Websites such as the Better Business Bureau, Home Adviser and Angie’s List, help businesses build a reputation through customer comments and reviews; they can also be costly to a business’s reputation if a customer posts a negative, false, or defamatory review.  

A negative, false, or defamatory review about your company is infuriating. Fortunately, hidden within the user terms of websites such as Better Business Bureau and Home Adviser, is language that prohibits the posting of false reviews. You can find both the Better Business Bureau’s and Home Adviser’s user agreements here  and here. You can use those terms to ask those site owners to remove the review or force the consumer to modify it.

However, consumers and customers have a right under federal law to post comments and reviews. Small businesses cannot use form contracts or adhesion contracts to prevent such reviews. The Federal Trade Commission passed the Consumer Review Fairness Act (CRFA) which became effective on March 14, 2017.  You can check the law out here. This law prevents companies from putting gag orders in form contracts, which are terms that are intended to prevent customers from making written, oral, or pictorial performance reviews about the goods and or services provided by that company.  Do not include language like this in your boilerplate terms and conditions! Doing so not only will violate the federal law, it probably will also violate Connecticut's Unfair Trade Practices Act, which we've written about before here.

The Consumer Review Fairness Act, however, only protects a consumer’s right to make honest reviews of goods and services.  The law provides that a business, like a builder or home improvement contractor, can pursue the removal of a review that is clearly false or misleading, and may sue the customer for slander, libel, or defamation.

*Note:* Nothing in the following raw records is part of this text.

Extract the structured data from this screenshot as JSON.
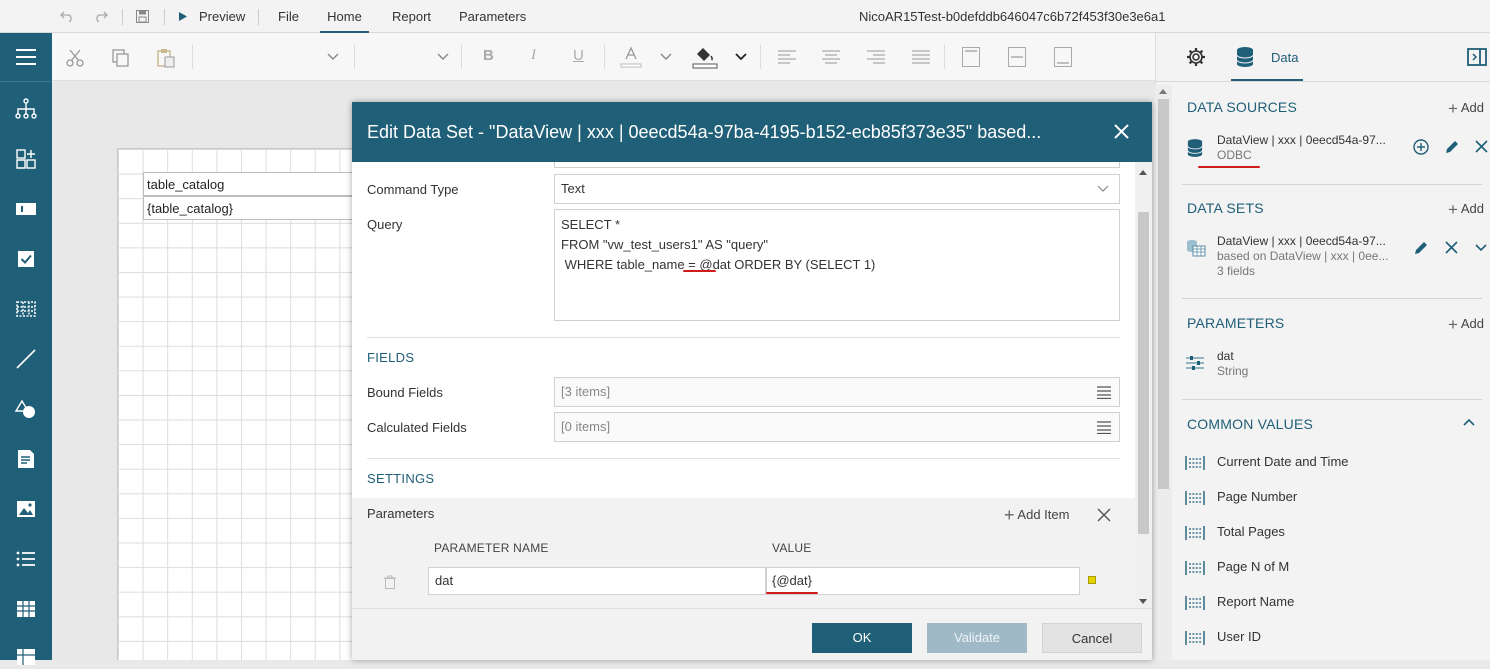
{
  "menubar": {
    "preview": "Preview",
    "file": "File",
    "home": "Home",
    "report": "Report",
    "parameters": "Parameters",
    "doc_title": "NicoAR15Test-b0defddb646047c6b72f453f30e3e6a1"
  },
  "report": {
    "cell1": "table_catalog",
    "cell2": "{table_catalog}"
  },
  "right_panel": {
    "tab_data": "Data",
    "data_sources": {
      "title": "DATA SOURCES",
      "add": "Add",
      "item": {
        "name": "DataView | xxx | 0eecd54a-97...",
        "type": "ODBC"
      }
    },
    "data_sets": {
      "title": "DATA SETS",
      "add": "Add",
      "item": {
        "name": "DataView | xxx | 0eecd54a-97...",
        "based": "based on DataView | xxx | 0ee...",
        "fields": "3 fields"
      }
    },
    "parameters": {
      "title": "PARAMETERS",
      "add": "Add",
      "item": {
        "name": "dat",
        "type": "String"
      }
    },
    "common_values": {
      "title": "COMMON VALUES",
      "items": [
        "Current Date and Time",
        "Page Number",
        "Total Pages",
        "Page N of M",
        "Report Name",
        "User ID"
      ]
    }
  },
  "dialog": {
    "title": "Edit Data Set - \"DataView | xxx | 0eecd54a-97ba-4195-b152-ecb85f373e35\" based...",
    "command_type_label": "Command Type",
    "command_type_value": "Text",
    "query_label": "Query",
    "query_lines": [
      "SELECT *",
      "FROM \"vw_test_users1\" AS \"query\""
    ],
    "query_line3_pre": " WHERE table_name = ",
    "query_line3_param": "@dat",
    "query_line3_post": " ORDER BY (SELECT 1)",
    "fields_section": "FIELDS",
    "bound_fields_label": "Bound Fields",
    "bound_fields_value": "[3 items]",
    "calc_fields_label": "Calculated Fields",
    "calc_fields_value": "[0 items]",
    "settings_section": "SETTINGS",
    "parameters_label": "Parameters",
    "add_item": "Add Item",
    "col_param_name": "PARAMETER NAME",
    "col_value": "VALUE",
    "param_row": {
      "name": "dat",
      "value": "{@dat}"
    },
    "ok": "OK",
    "validate": "Validate",
    "cancel": "Cancel"
  },
  "colors": {
    "brand": "#205f78",
    "annotation": "#d01b1b"
  }
}
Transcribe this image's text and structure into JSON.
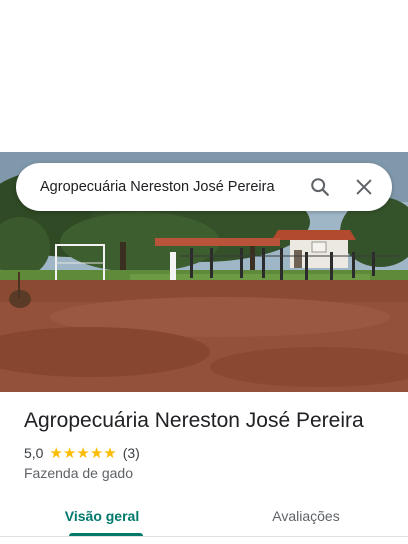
{
  "search": {
    "query": "Agropecuária Nereston José Pereira"
  },
  "place": {
    "name": "Agropecuária Nereston José Pereira",
    "rating": "5,0",
    "stars": 5,
    "review_count": "(3)",
    "category": "Fazenda de gado"
  },
  "tabs": [
    {
      "label": "Visão geral",
      "active": true
    },
    {
      "label": "Avaliações",
      "active": false
    }
  ],
  "colors": {
    "accent": "#00796b",
    "star": "#fbbc04",
    "text_primary": "#202124",
    "text_secondary": "#5f6368"
  },
  "icons": {
    "search": "search-icon",
    "close": "close-icon",
    "star": "star-icon"
  }
}
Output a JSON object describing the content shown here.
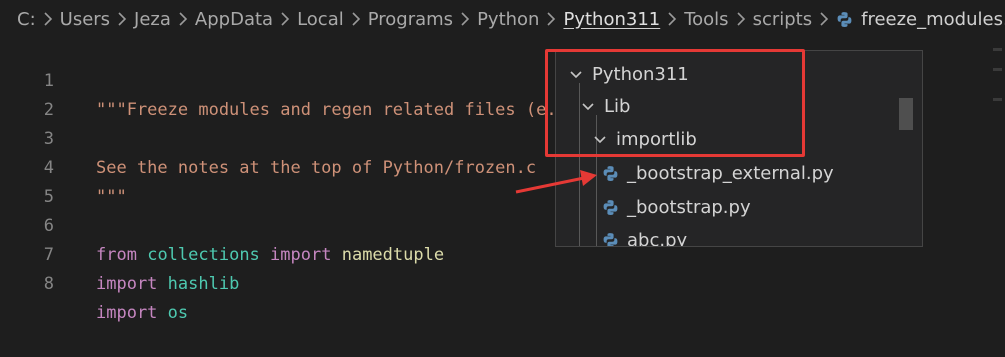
{
  "breadcrumb": {
    "items": [
      "C:",
      "Users",
      "Jeza",
      "AppData",
      "Local",
      "Programs",
      "Python",
      "Python311",
      "Tools",
      "scripts"
    ],
    "file": "freeze_modules.py",
    "active_item": "Python311",
    "file_icon": "python-icon"
  },
  "editor": {
    "lines": [
      {
        "number": "1",
        "text": "\"\"\"Freeze modules and regen related files (e.g. Python/frozen.c)"
      },
      {
        "number": "2",
        "text": ""
      },
      {
        "number": "3",
        "text": "See the notes at the top of Python/frozen.c"
      },
      {
        "number": "4",
        "text": "\"\"\""
      },
      {
        "number": "5",
        "text": ""
      },
      {
        "number": "6",
        "keyword1": "from",
        "module": "collections",
        "keyword2": "import",
        "name": "namedtuple"
      },
      {
        "number": "7",
        "keyword": "import",
        "module": "hashlib"
      },
      {
        "number": "8",
        "keyword": "import",
        "module": "os"
      }
    ]
  },
  "dropdown": {
    "items": [
      {
        "label": "Python311",
        "type": "folder",
        "expanded": true
      },
      {
        "label": "Lib",
        "type": "folder",
        "expanded": true
      },
      {
        "label": "importlib",
        "type": "folder",
        "expanded": true
      },
      {
        "label": "_bootstrap_external.py",
        "type": "file",
        "icon": "python-icon"
      },
      {
        "label": "_bootstrap.py",
        "type": "file",
        "icon": "python-icon"
      },
      {
        "label": "abc.py",
        "type": "file",
        "icon": "python-icon"
      }
    ]
  },
  "colors": {
    "background": "#1e1e1e",
    "annotation": "#e53935",
    "string": "#ce9178",
    "keyword": "#c586c0",
    "module": "#4ec9b0",
    "function": "#dcdcaa"
  }
}
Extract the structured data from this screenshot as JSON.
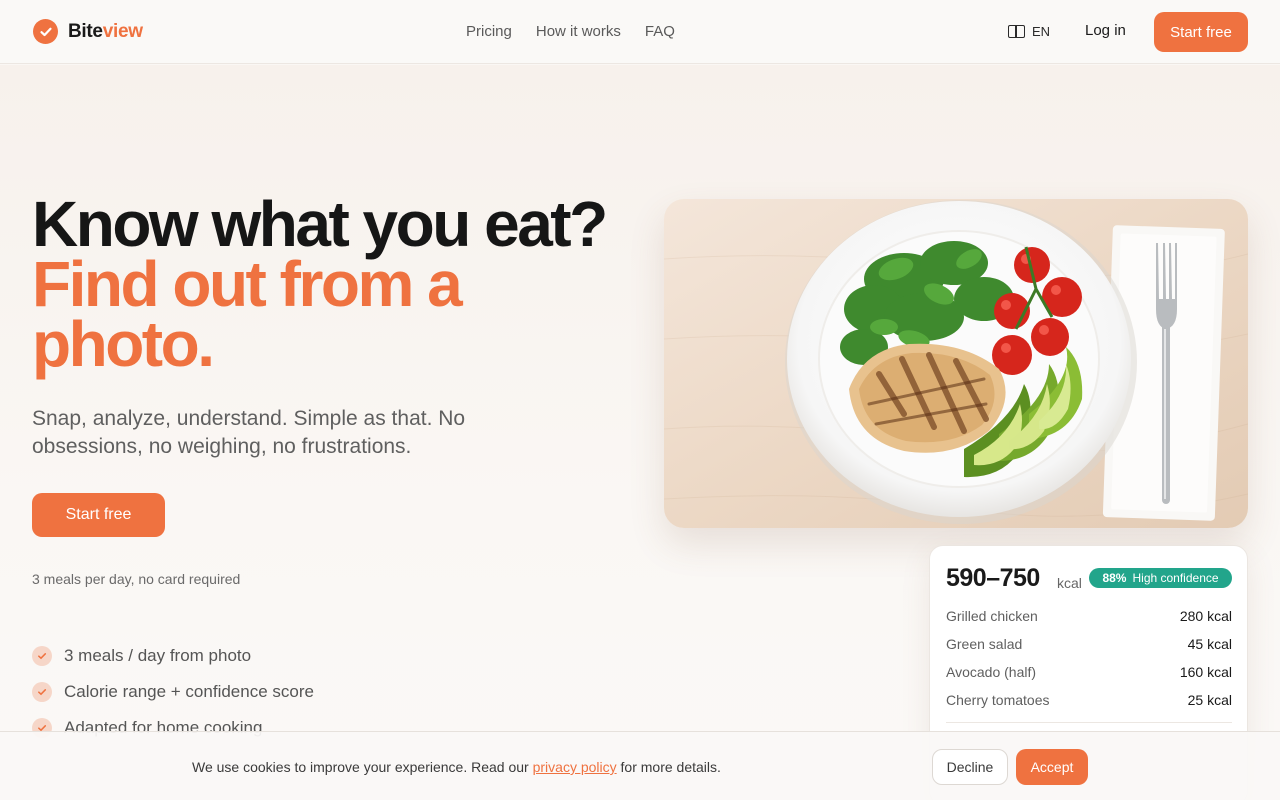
{
  "brand": {
    "name_part1": "Bite",
    "name_part2": "view",
    "accent": "#ef7240"
  },
  "nav": {
    "items": [
      "Pricing",
      "How it works",
      "FAQ"
    ]
  },
  "header": {
    "language": "EN",
    "login": "Log in",
    "start": "Start free"
  },
  "hero": {
    "title_line1": "Know what you eat?",
    "title_line2": "Find out from a photo.",
    "subtitle": "Snap, analyze, understand. Simple as that. No obsessions, no weighing, no frustrations.",
    "cta": "Start free",
    "note": "3 meals per day, no card required",
    "features": [
      "3 meals / day from photo",
      "Calorie range + confidence score",
      "Adapted for home cooking"
    ]
  },
  "result": {
    "kcal_range": "590–750",
    "kcal_unit": "kcal",
    "confidence_pct": "88%",
    "confidence_label": "High confidence",
    "confidence_color": "#22a58b",
    "items": [
      {
        "name": "Grilled chicken",
        "value": "280 kcal"
      },
      {
        "name": "Green salad",
        "value": "45 kcal"
      },
      {
        "name": "Avocado (half)",
        "value": "160 kcal"
      },
      {
        "name": "Cherry tomatoes",
        "value": "25 kcal"
      }
    ]
  },
  "cookie": {
    "text_before": "We use cookies to improve your experience. Read our",
    "link": "privacy policy",
    "text_after": "for more details.",
    "decline": "Decline",
    "accept": "Accept"
  }
}
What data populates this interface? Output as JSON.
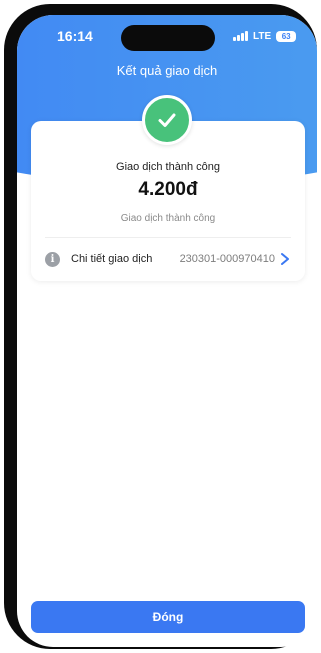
{
  "status_bar": {
    "time": "16:14",
    "network": "LTE",
    "battery": "63"
  },
  "header": {
    "title": "Kết quả giao dịch"
  },
  "result": {
    "icon": "check-icon",
    "title": "Giao dịch thành công",
    "amount": "4.200đ",
    "subtitle": "Giao dịch thành công"
  },
  "detail": {
    "label": "Chi tiết giao dịch",
    "transaction_id": "230301-000970410",
    "icon": "info-icon"
  },
  "footer": {
    "close_label": "Đóng"
  },
  "colors": {
    "primary": "#3a78f2",
    "success": "#48c27b",
    "header_gradient_start": "#3e82f5",
    "header_gradient_end": "#4ea3ee"
  }
}
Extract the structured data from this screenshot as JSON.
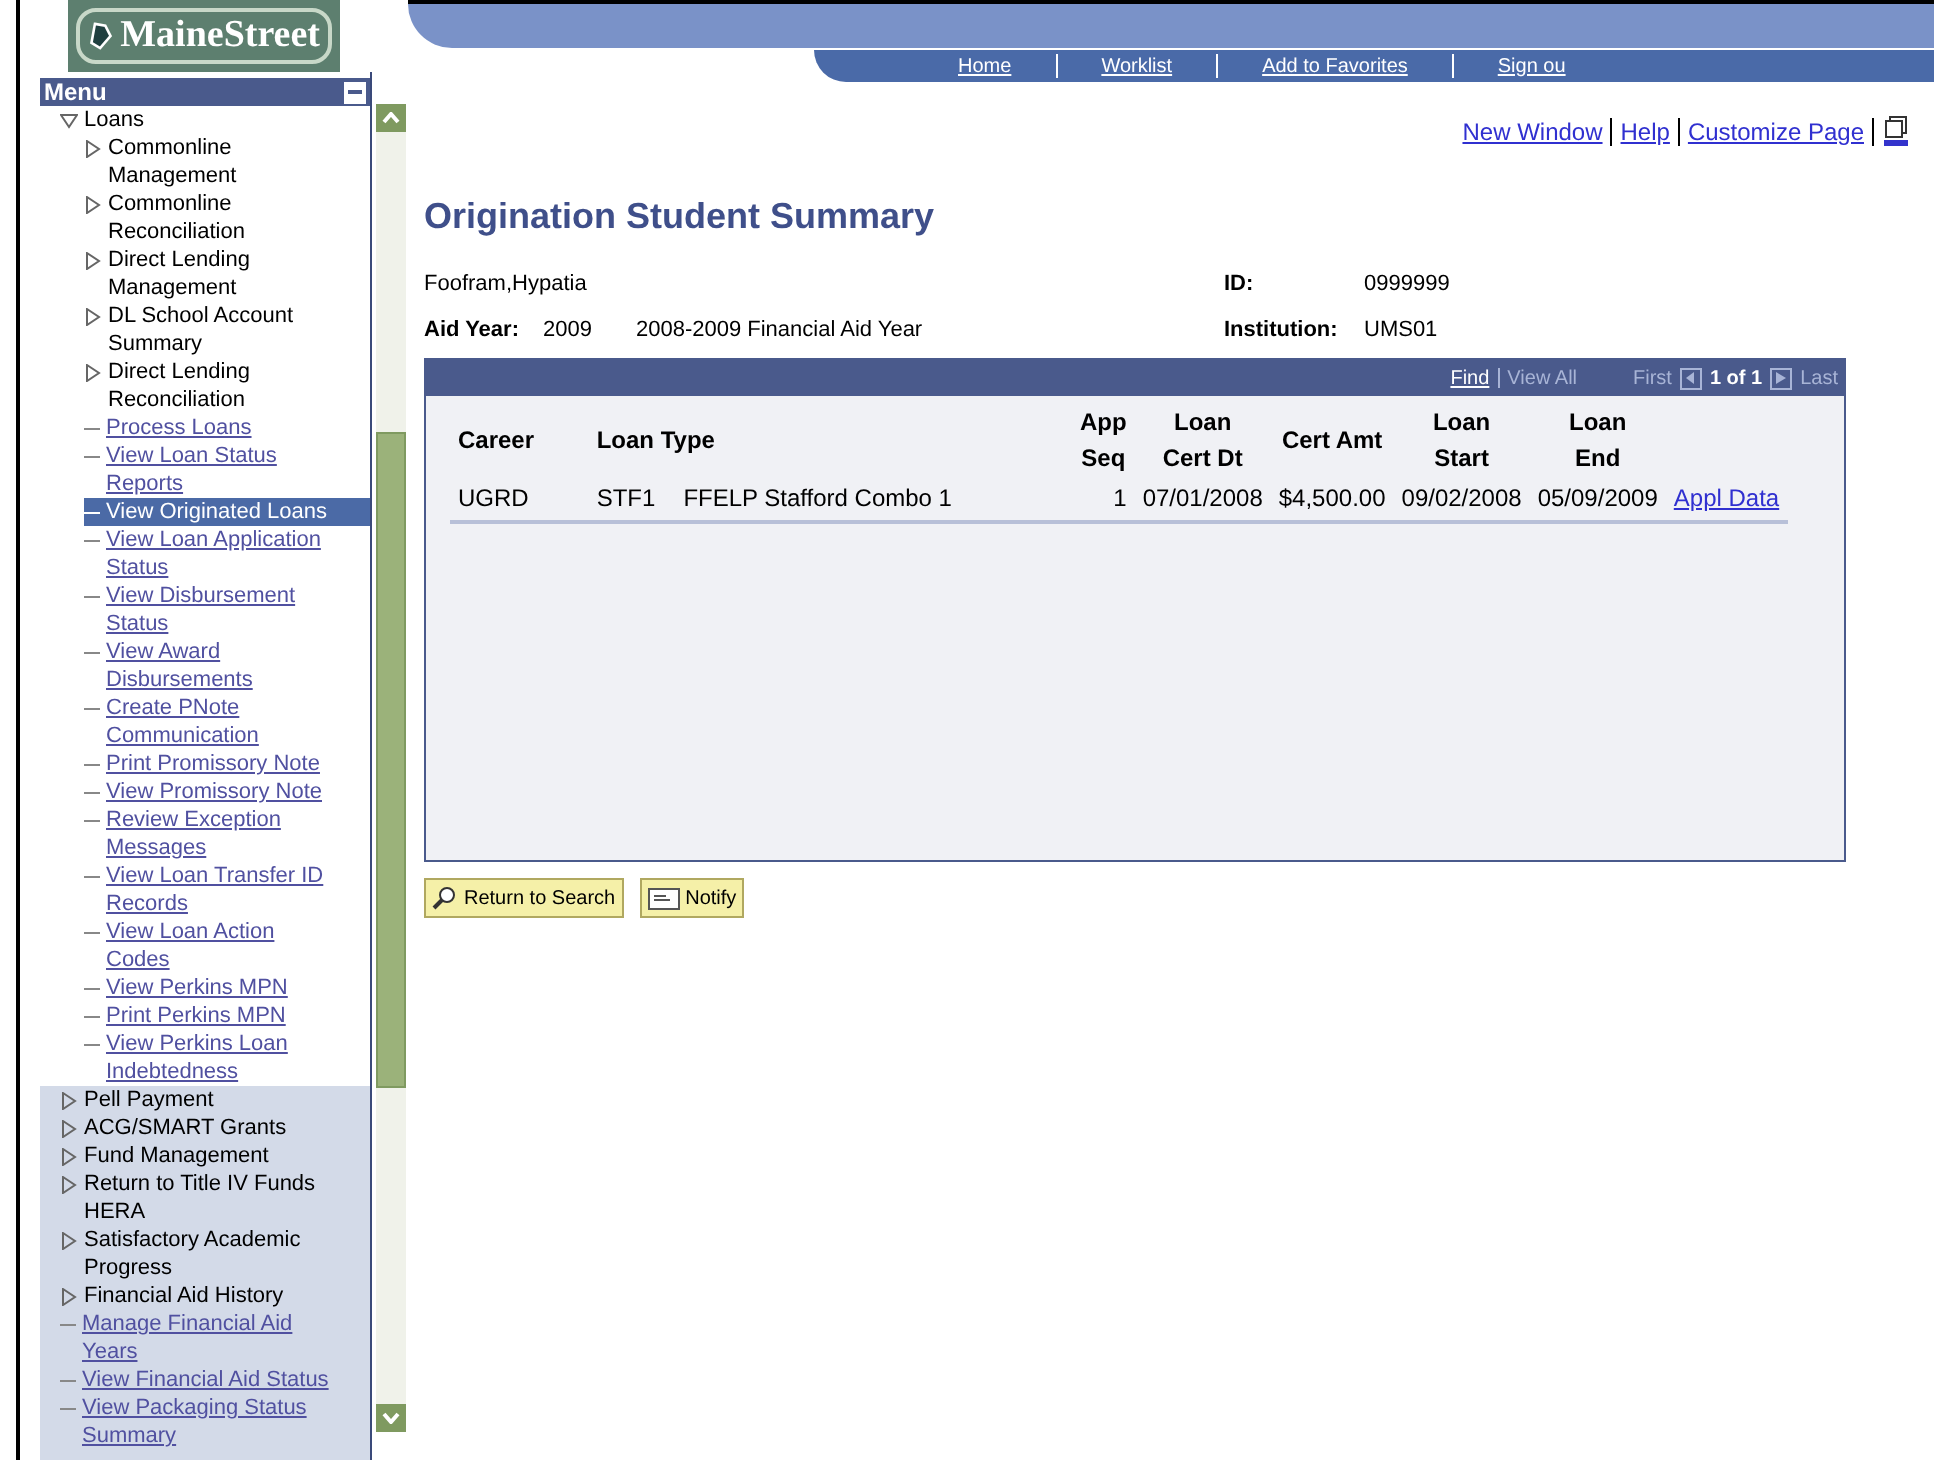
{
  "logo": {
    "text": "MaineStreet"
  },
  "top_nav": [
    "Home",
    "Worklist",
    "Add to Favorites",
    "Sign ou"
  ],
  "menu": {
    "title": "Menu",
    "items": [
      {
        "label": "Loans",
        "kind": "folder",
        "expanded": true,
        "children": [
          {
            "label": "Commonline Management",
            "kind": "folder",
            "expanded": false,
            "selected": false
          },
          {
            "label": "Commonline Reconciliation",
            "kind": "folder",
            "expanded": false,
            "selected": false
          },
          {
            "label": "Direct Lending Management",
            "kind": "folder",
            "expanded": false,
            "selected": false
          },
          {
            "label": "DL School Account Summary",
            "kind": "folder",
            "expanded": false,
            "selected": false
          },
          {
            "label": "Direct Lending Reconciliation",
            "kind": "folder",
            "expanded": false,
            "selected": false
          },
          {
            "label": "Process Loans",
            "kind": "link",
            "selected": false
          },
          {
            "label": "View Loan Status Reports",
            "kind": "link",
            "selected": false
          },
          {
            "label": "View Originated Loans",
            "kind": "link",
            "selected": true
          },
          {
            "label": "View Loan Application Status",
            "kind": "link",
            "selected": false
          },
          {
            "label": "View Disbursement Status",
            "kind": "link",
            "selected": false
          },
          {
            "label": "View Award Disbursements",
            "kind": "link",
            "selected": false
          },
          {
            "label": "Create PNote Communication",
            "kind": "link",
            "selected": false
          },
          {
            "label": "Print Promissory Note",
            "kind": "link",
            "selected": false
          },
          {
            "label": "View Promissory Note",
            "kind": "link",
            "selected": false
          },
          {
            "label": "Review Exception Messages",
            "kind": "link",
            "selected": false
          },
          {
            "label": "View Loan Transfer ID Records",
            "kind": "link",
            "selected": false
          },
          {
            "label": "View Loan Action Codes",
            "kind": "link",
            "selected": false
          },
          {
            "label": "View Perkins MPN",
            "kind": "link",
            "selected": false
          },
          {
            "label": "Print Perkins MPN",
            "kind": "link",
            "selected": false
          },
          {
            "label": "View Perkins Loan Indebtedness",
            "kind": "link",
            "selected": false
          }
        ]
      },
      {
        "label": "Pell Payment",
        "kind": "folder",
        "expanded": false
      },
      {
        "label": "ACG/SMART Grants",
        "kind": "folder",
        "expanded": false
      },
      {
        "label": "Fund Management",
        "kind": "folder",
        "expanded": false
      },
      {
        "label": "Return to Title IV Funds HERA",
        "kind": "folder",
        "expanded": false
      },
      {
        "label": "Satisfactory Academic Progress",
        "kind": "folder",
        "expanded": false
      },
      {
        "label": "Financial Aid History",
        "kind": "folder",
        "expanded": false
      },
      {
        "label": "Manage Financial Aid Years",
        "kind": "link",
        "selected": false
      },
      {
        "label": "View Financial Aid Status",
        "kind": "link",
        "selected": false
      },
      {
        "label": "View Packaging Status Summary",
        "kind": "link",
        "selected": false
      }
    ]
  },
  "page_links": [
    "New Window",
    "Help",
    "Customize Page"
  ],
  "page_title": "Origination Student Summary",
  "student": {
    "name": "Foofram,Hypatia",
    "id_label": "ID:",
    "id": "0999999",
    "aid_year_label": "Aid Year:",
    "aid_year": "2009",
    "aid_year_desc": "2008-2009 Financial Aid Year",
    "institution_label": "Institution:",
    "institution": "UMS01"
  },
  "grid": {
    "find": "Find",
    "view_all": "View All",
    "first": "First",
    "count": "1 of 1",
    "last": "Last",
    "columns": [
      "Career",
      "Loan Type",
      "App\nSeq",
      "Loan\nCert Dt",
      "Cert Amt",
      "Loan\nStart",
      "Loan\nEnd"
    ],
    "rows": [
      {
        "cells": [
          "UGRD",
          [
            "STF1",
            "FFELP Stafford Combo 1"
          ],
          "1",
          "07/01/2008",
          "$4,500.00",
          "09/02/2008",
          "05/09/2009"
        ],
        "link": "Appl Data"
      }
    ]
  },
  "buttons": [
    "Return to Search",
    "Notify"
  ]
}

Like most laws, this law is not black or white, and has not been tested too much by the courts. What makes something “clearly” false or misleading? What if the customer was difficult from the time you entered into a contract and made it impossible for you to fulfill it? There are dozens of scenarios that could lead to a bad review that shouldn’t reflect on your business. 

Problems with customer reviews highlight why it is so important for contractors, for example, to document the work they do, using timesheets, project calendars, and photographs of the work.  This information may help prove that a customer’s review is clearly false and misleading.  If it is, you may have a case for libel, which is a written form of defamation, and can recover compensation for the damage to your business reputation.  These cases, however, are difficult and expensive to bring.  Also, the last thing your business wants to do is get a reputation that it sues its customers.  So, the best advice is to do good work, be on time, and communicate well and often with your customers.

 

About the Author

Business and Employment Litigation Attorney Anthony Minchella

Tony represents Fortune 50 financial services companies, retail giants, and small and large specialty products companies in employment litigation, trade secret and non-competition litigation, and unfair trade practice issues. When acting as local counsel, Tony, an adjunct professor of law on Connecticut Civil Procedure at Quinnipiac Law School, helps lead counsel navigate the nuances of Connecticut state and federal court practice. Tony graduated magna cum laude from Quinnipiac University School of Law. He passed the New Jersey, New York and Connecticut bar exams and then moved on to careers with large and small firms which led to his boutique litigation practice.